AIMS: In the EXPLORER-HCM trial, mavacamten improved exercise capacity and symptoms in patients with obstructive hypertrophic cardiomyopathy (oHCM). Mavacamten effects on the primary endpoint, a composite of peak oxygen consumption (VO2 ) and New York Heart Association (NYHA) class, were greater in patients not receiving background beta-blockers than in those receiving beta-blockers. We sought to determine if the effect of background treatment was consistent across other clinically meaningful parameters.METHODS AND RESULTS: Subgroup analyses by beta-blocker use were performed in patients with oHCM from the EXPLORER-HCM and mavacamten long-term extension (MAVA-LTE) studies. In EXPLORER-HCM, 189 patients (75.3%) were receiving beta-blockers, and 62 (24.7%) were receiving non-dihydropyridine calcium-channel blockers or no background HCM medication; 170 patients (90.4%) receiving beta-blockers had chronotropic incompetence. Improvements in peak VO2 at week 30 with mavacamten versus placebo were lower with beta-blockers (mean difference [95% confidence interval (CI)]: 1.04 [0.12, 1.95] mL/kg/min) than without beta-blockers (mean difference [95% CI]: 2.69 [1.29, 4.09] mL/kg/min); improvements in non-heart rate-dependent parameters (VE /VCO2 slope) appeared unaffected by beta-blockers. Improvements in functional capacity parameters at week 30 with mavacamten versus placebo were independent of beta-blockade for post-exercise left ventricular outflow tract gradient (mean difference [95% CI]: -37.9 [-48.0, -27.9] mmHg with beta-blockers; -33.5 [-53.6, -13.3] mmHg without beta-blockers), proportion of patients with reduction of =1 NYHA class, Kansas City Cardiomyopathy Questionnaire Clinical Summary Scores and NT-proBNP. Mavacamten benefits were reproduced and maintained in MAVA-LTE regardless of beta-blockade.CONCLUSION: Mavacamten improved measures of functional capacity, LVOT obstruction, symptom burden and biomarkers in patients with HCM regardless of beta-blocker use. Beta-blocker use was often associated with chronotropic incompetence, affecting peak VO2 and other heart rate-dependent measures, but had minimal impact on heart-rate independent measures. This article is protected by copyright. All rights reserved.
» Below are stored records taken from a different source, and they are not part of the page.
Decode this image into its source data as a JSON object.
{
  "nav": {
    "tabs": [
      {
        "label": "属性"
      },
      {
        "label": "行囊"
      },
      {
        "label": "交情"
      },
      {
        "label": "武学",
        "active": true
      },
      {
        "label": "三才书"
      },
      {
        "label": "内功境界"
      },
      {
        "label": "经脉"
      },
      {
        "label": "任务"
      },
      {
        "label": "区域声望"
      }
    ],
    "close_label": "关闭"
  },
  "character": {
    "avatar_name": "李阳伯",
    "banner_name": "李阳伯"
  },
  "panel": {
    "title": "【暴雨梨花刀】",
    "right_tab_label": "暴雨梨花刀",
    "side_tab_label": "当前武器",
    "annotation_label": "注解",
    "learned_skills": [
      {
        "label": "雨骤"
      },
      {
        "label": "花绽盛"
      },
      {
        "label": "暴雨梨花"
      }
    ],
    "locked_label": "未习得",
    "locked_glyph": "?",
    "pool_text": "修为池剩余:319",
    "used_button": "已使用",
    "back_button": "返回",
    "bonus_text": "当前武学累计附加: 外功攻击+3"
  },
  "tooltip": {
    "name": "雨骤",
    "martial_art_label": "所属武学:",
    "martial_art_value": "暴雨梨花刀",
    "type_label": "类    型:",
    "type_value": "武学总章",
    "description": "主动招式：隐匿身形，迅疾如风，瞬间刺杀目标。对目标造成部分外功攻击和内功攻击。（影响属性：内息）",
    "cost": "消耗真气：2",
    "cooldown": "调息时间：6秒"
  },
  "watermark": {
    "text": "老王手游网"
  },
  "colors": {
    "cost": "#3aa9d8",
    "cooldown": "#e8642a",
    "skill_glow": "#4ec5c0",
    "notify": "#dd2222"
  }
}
View details for DOI 10.1002/ejhf.2737
View details for PubMedID 36404399